  • If everything is holy all the time, then we human beings are holy all the time, and this has huge implications for how we treat our bodies. It isn’t just the obvious stuff like how we eat, how much alcohol we drink, and whether or not we exercise, but also how often we take time to laugh, how much of our resting time is dedicated to connecting with friends and family, and how much time we take to simply contemplate where God is leading us in this life. I can’t tell you how many people set aside extra time for spiritual practices during Lent or Advent who then fail to set aside time for spirituality at all during the rest of the year (outside of time spent in corporate—church—worship). Think of it this way: we need to feed our spirits just like we need to feed our bodies. Imagine what would happen if we took time for meals during Advent and Lent but then failed to eat (except once a week) for the rest of the year.  How long do you think you’d be healthy if you did that?

I understand that many people need special holy times so that they don’t become habituated to the holy.
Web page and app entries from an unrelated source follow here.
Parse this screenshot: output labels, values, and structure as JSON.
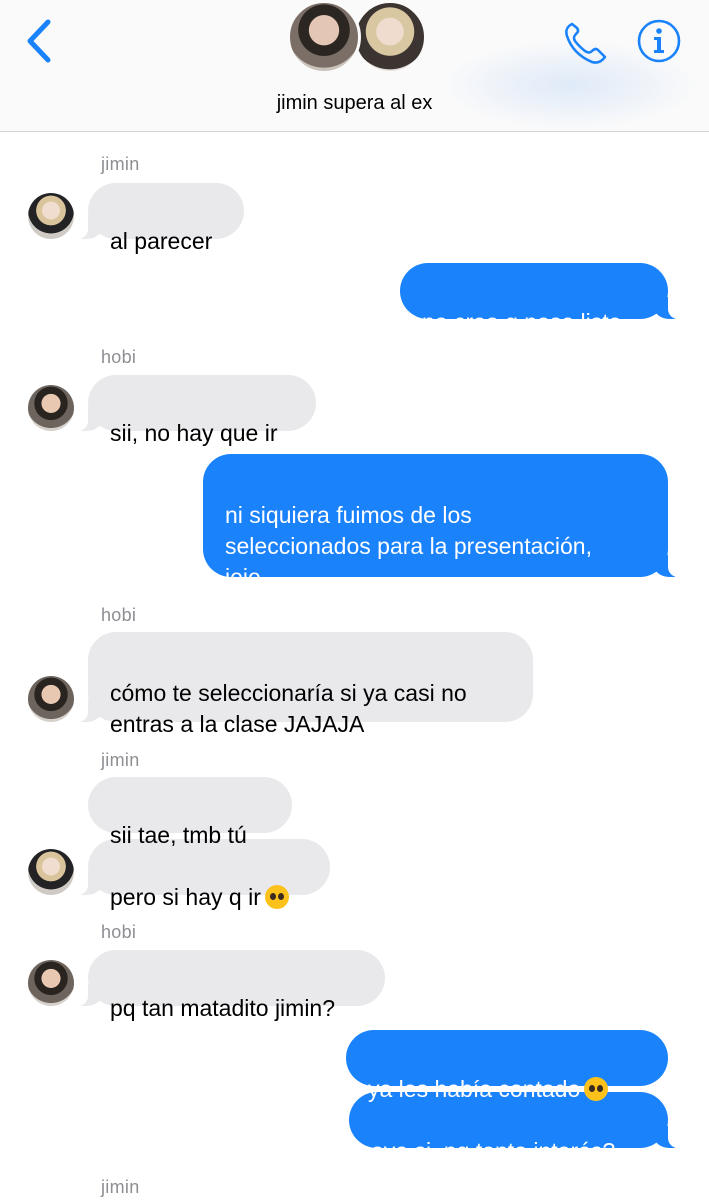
{
  "header": {
    "title": "jimin supera al ex",
    "icons": {
      "back": "chevron-left-icon",
      "call": "phone-icon",
      "info": "info-icon"
    },
    "accent_color": "#1a82fb"
  },
  "messages": [
    {
      "sender": "jimin",
      "text": "al parecer",
      "direction": "incoming"
    },
    {
      "text": "no creo q pase lista",
      "direction": "outgoing"
    },
    {
      "sender": "hobi",
      "text": "sii, no hay que ir",
      "direction": "incoming"
    },
    {
      "text": "ni siquiera fuimos de los\nseleccionados para la presentación,\njeje",
      "direction": "outgoing"
    },
    {
      "sender": "hobi",
      "text": "cómo te seleccionaría si ya casi no\nentras a la clase JAJAJA",
      "direction": "incoming"
    },
    {
      "sender": "jimin",
      "text": "sii tae, tmb tú",
      "direction": "incoming"
    },
    {
      "text": "pero si hay q ir",
      "emoji": "pleading-face-emoji",
      "direction": "incoming"
    },
    {
      "sender": "hobi",
      "text": "pq tan matadito jimin?",
      "direction": "incoming"
    },
    {
      "text": "ya les había contado",
      "emoji": "flushed-face-emoji",
      "direction": "outgoing"
    },
    {
      "text": "oye si, pq tanto interés?",
      "direction": "outgoing"
    },
    {
      "sender": "jimin",
      "direction": "incoming"
    }
  ],
  "colors": {
    "incoming_bubble": "#e9e9eb",
    "outgoing_bubble": "#1a82fb",
    "sender_name": "#8e8e93"
  }
}
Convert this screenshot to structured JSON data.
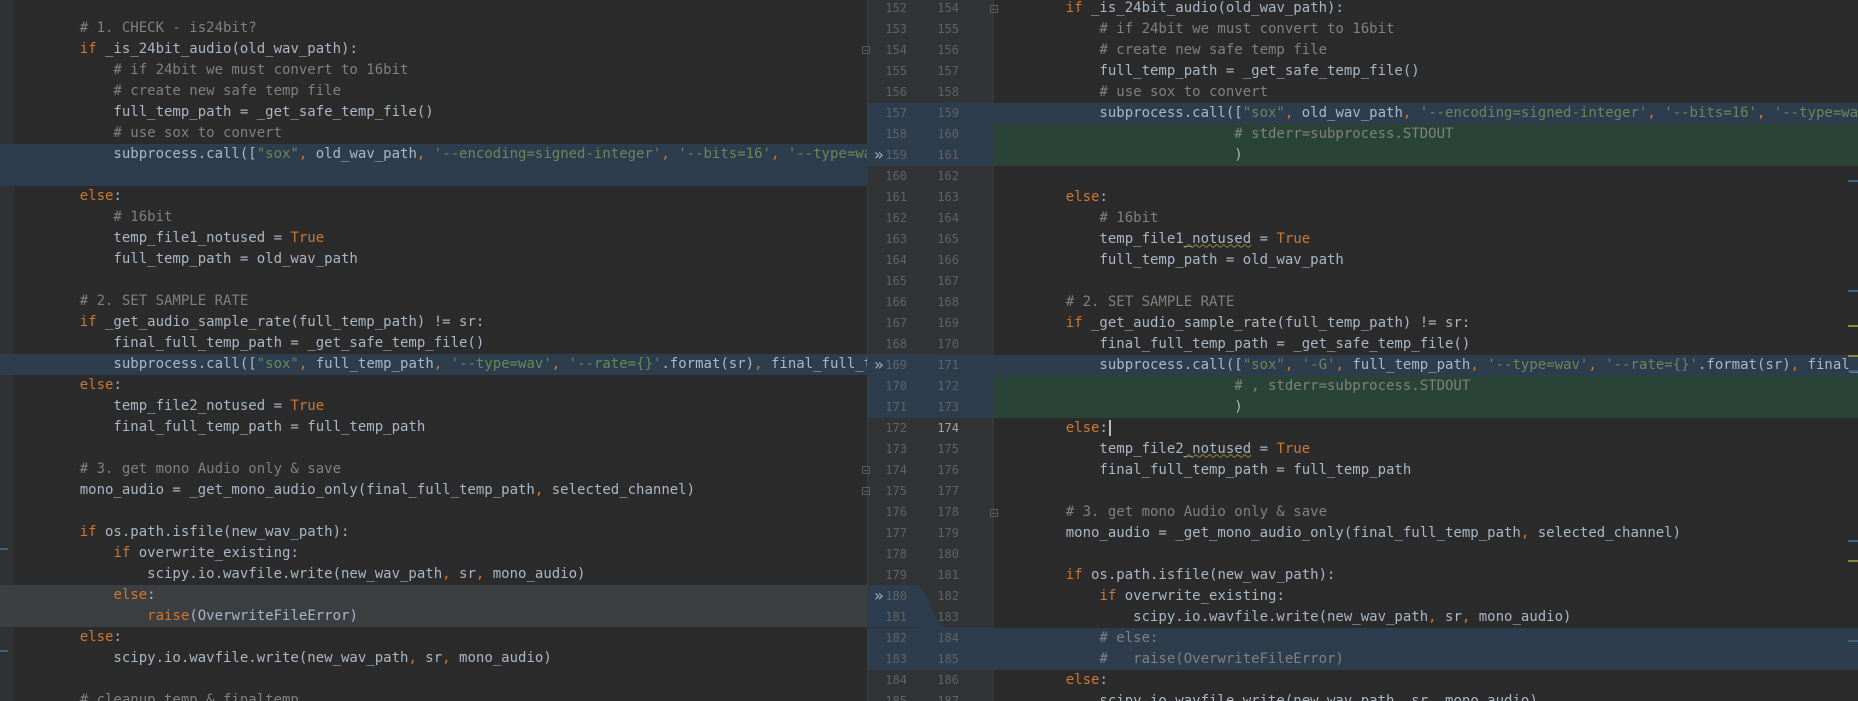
{
  "editor": {
    "accent_blue": "#2e3d4d",
    "accent_green": "#294436",
    "keyword_color": "#cc7832",
    "string_color": "#6a8759",
    "comment_color": "#808080"
  },
  "left": [
    {
      "t": "    # 1. CHECK - is24bit?"
    },
    {
      "t": "    if _is_24bit_audio(old_wav_path):"
    },
    {
      "t": "        # if 24bit we must convert to 16bit"
    },
    {
      "t": "        # create new safe temp file"
    },
    {
      "t": "        full_temp_path = _get_safe_temp_file()"
    },
    {
      "t": "        # use sox to convert"
    },
    {
      "t": "        subprocess.call([\"sox\", old_wav_path, '--encoding=signed-integer', '--bits=16', '--type=wav', full"
    },
    {
      "t": ""
    },
    {
      "t": "    else:"
    },
    {
      "t": "        # 16bit"
    },
    {
      "t": "        temp_file1_notused = True"
    },
    {
      "t": "        full_temp_path = old_wav_path"
    },
    {
      "t": ""
    },
    {
      "t": "    # 2. SET SAMPLE RATE"
    },
    {
      "t": "    if _get_audio_sample_rate(full_temp_path) != sr:"
    },
    {
      "t": "        final_full_temp_path = _get_safe_temp_file()"
    },
    {
      "t": "        subprocess.call([\"sox\", full_temp_path, '--type=wav', '--rate={}'.format(sr), final_full_temp_path"
    },
    {
      "t": "    else:"
    },
    {
      "t": "        temp_file2_notused = True"
    },
    {
      "t": "        final_full_temp_path = full_temp_path"
    },
    {
      "t": ""
    },
    {
      "t": "    # 3. get mono Audio only & save"
    },
    {
      "t": "    mono_audio = _get_mono_audio_only(final_full_temp_path, selected_channel)"
    },
    {
      "t": ""
    },
    {
      "t": "    if os.path.isfile(new_wav_path):"
    },
    {
      "t": "        if overwrite_existing:"
    },
    {
      "t": "            scipy.io.wavfile.write(new_wav_path, sr, mono_audio)"
    },
    {
      "t": "        else:"
    },
    {
      "t": "            raise(OverwriteFileError)"
    },
    {
      "t": "    else:"
    },
    {
      "t": "        scipy.io.wavfile.write(new_wav_path, sr, mono_audio)"
    },
    {
      "t": ""
    },
    {
      "t": "    # cleanup temp & finaltemp"
    }
  ],
  "gutter": [
    [
      "152",
      "154"
    ],
    [
      "153",
      "155"
    ],
    [
      "154",
      "156"
    ],
    [
      "155",
      "157"
    ],
    [
      "156",
      "158"
    ],
    [
      "157",
      "159"
    ],
    [
      "158",
      "160"
    ],
    [
      "159",
      "161"
    ],
    [
      "160",
      "162"
    ],
    [
      "161",
      "163"
    ],
    [
      "162",
      "164"
    ],
    [
      "163",
      "165"
    ],
    [
      "164",
      "166"
    ],
    [
      "165",
      "167"
    ],
    [
      "166",
      "168"
    ],
    [
      "167",
      "169"
    ],
    [
      "168",
      "170"
    ],
    [
      "169",
      "171"
    ],
    [
      "170",
      "172"
    ],
    [
      "171",
      "173"
    ],
    [
      "172",
      "174"
    ],
    [
      "173",
      "175"
    ],
    [
      "174",
      "176"
    ],
    [
      "175",
      "177"
    ],
    [
      "176",
      "178"
    ],
    [
      "177",
      "179"
    ],
    [
      "178",
      "180"
    ],
    [
      "179",
      "181"
    ],
    [
      "180",
      "182"
    ],
    [
      "181",
      "183"
    ],
    [
      "182",
      "184"
    ],
    [
      "183",
      "185"
    ],
    [
      "184",
      "186"
    ],
    [
      "185",
      "187"
    ]
  ],
  "right": [
    {
      "t": "    if _is_24bit_audio(old_wav_path):"
    },
    {
      "t": "        # if 24bit we must convert to 16bit"
    },
    {
      "t": "        # create new safe temp file"
    },
    {
      "t": "        full_temp_path = _get_safe_temp_file()"
    },
    {
      "t": "        # use sox to convert"
    },
    {
      "t": "        subprocess.call([\"sox\", old_wav_path, '--encoding=signed-integer', '--bits=16', '--type=wav', full_te"
    },
    {
      "t": "                        # stderr=subprocess.STDOUT"
    },
    {
      "t": "                        )"
    },
    {
      "t": ""
    },
    {
      "t": "    else:"
    },
    {
      "t": "        # 16bit"
    },
    {
      "t": "        temp_file1_notused = True"
    },
    {
      "t": "        full_temp_path = old_wav_path"
    },
    {
      "t": ""
    },
    {
      "t": "    # 2. SET SAMPLE RATE"
    },
    {
      "t": "    if _get_audio_sample_rate(full_temp_path) != sr:"
    },
    {
      "t": "        final_full_temp_path = _get_safe_temp_file()"
    },
    {
      "t": "        subprocess.call([\"sox\", '-G', full_temp_path, '--type=wav', '--rate={}'.format(sr), final_full_temp"
    },
    {
      "t": "                        # , stderr=subprocess.STDOUT"
    },
    {
      "t": "                        )"
    },
    {
      "t": "    else:"
    },
    {
      "t": "        temp_file2_notused = True"
    },
    {
      "t": "        final_full_temp_path = full_temp_path"
    },
    {
      "t": ""
    },
    {
      "t": "    # 3. get mono Audio only & save"
    },
    {
      "t": "    mono_audio = _get_mono_audio_only(final_full_temp_path, selected_channel)"
    },
    {
      "t": ""
    },
    {
      "t": "    if os.path.isfile(new_wav_path):"
    },
    {
      "t": "        if overwrite_existing:"
    },
    {
      "t": "            scipy.io.wavfile.write(new_wav_path, sr, mono_audio)"
    },
    {
      "t": "        # else:"
    },
    {
      "t": "        #   raise(OverwriteFileError)"
    },
    {
      "t": "    else:"
    },
    {
      "t": "        scipy.io.wavfile.write(new_wav_path, sr, mono_audio)"
    }
  ],
  "icons": {
    "apply_change": "double-chevron-right-icon",
    "fold": "fold-marker-icon"
  }
}
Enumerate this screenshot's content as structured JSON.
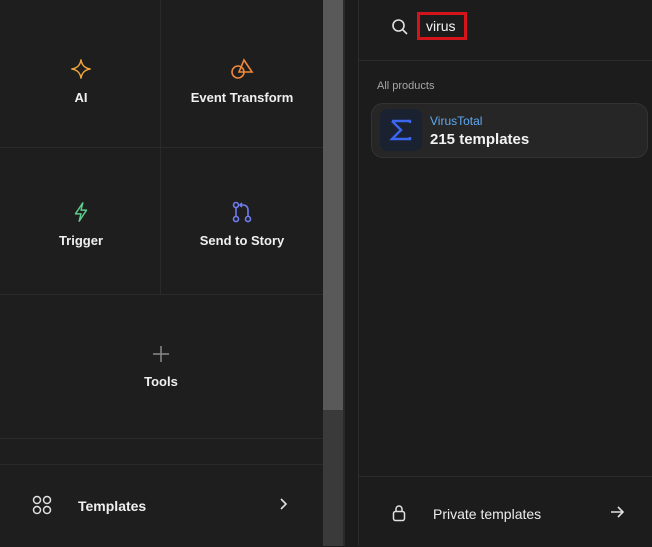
{
  "left_panel": {
    "tiles": [
      {
        "label": "AI",
        "icon": "sparkle-icon",
        "color": "#f0a53c"
      },
      {
        "label": "Event Transform",
        "icon": "shapes-icon",
        "color": "#f0873c"
      },
      {
        "label": "Trigger",
        "icon": "lightning-icon",
        "color": "#5cc98a"
      },
      {
        "label": "Send to Story",
        "icon": "git-merge-icon",
        "color": "#6f7cf0"
      },
      {
        "label": "Tools",
        "icon": "plus-icon",
        "color": "#8a8a8a"
      }
    ],
    "templates_row": {
      "label": "Templates",
      "icon": "grid-circles-icon"
    }
  },
  "search": {
    "value": "virus",
    "highlight_color": "#d4141b"
  },
  "results": {
    "section_label": "All products",
    "products": [
      {
        "name": "VirusTotal",
        "count_label": "215 templates",
        "logo": "virustotal-logo",
        "accent": "#3a66f0"
      }
    ]
  },
  "private_templates": {
    "label": "Private templates",
    "icon": "lock-icon"
  }
}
This is a common problem for clergy because we spend a lot of time around what are considered to be sacramental things. It’s easy for those things to lose their sparkle, their special value, when you are around them all the time. This is why I’m not suggesting that we stop practicing things like Holy Week, or that we let them pass without setting aside extra time to observe all that they mean.  There is nothing wrong with the Christmas and Easter seasons; actually the problem is that we make them into singular events instead of exaggerations of our daily realities.

I am suggesting that we put a little more value on the rest of the year, that we allow each day to embody a little of the holy for us. Perhaps that would involve becoming more mindful of the blessings that God is raining down on us all the time. Perhaps that would involve becoming more aware and appreciative of the kindnesses we experience through others who are often total strangers. Perhaps that would involve taking time to appreciate the beauty of the smallest things in creation: flowers, fallen leaves, grass clippings on the sidewalk, a cloudless sky. Sometimes it might be as simple as letting yourself stop and actually taste the coffee you are drinking, looking for those herbal notes that Starbucks swears exist in the Sumatran beans they roast.

If all of creation is holy, then holiness is waiting around every corner to stun you with its power and fill you with awe and gratitude.  The world is a wearying place for souls, and awe and gratitude are excellent remedies for weariness.

This Easter, I wish a year of holy days and sacred discoveries for you.  As for me, I’m about to get a cup of Sumatran roast and sip it very slowly.

Happy Easter!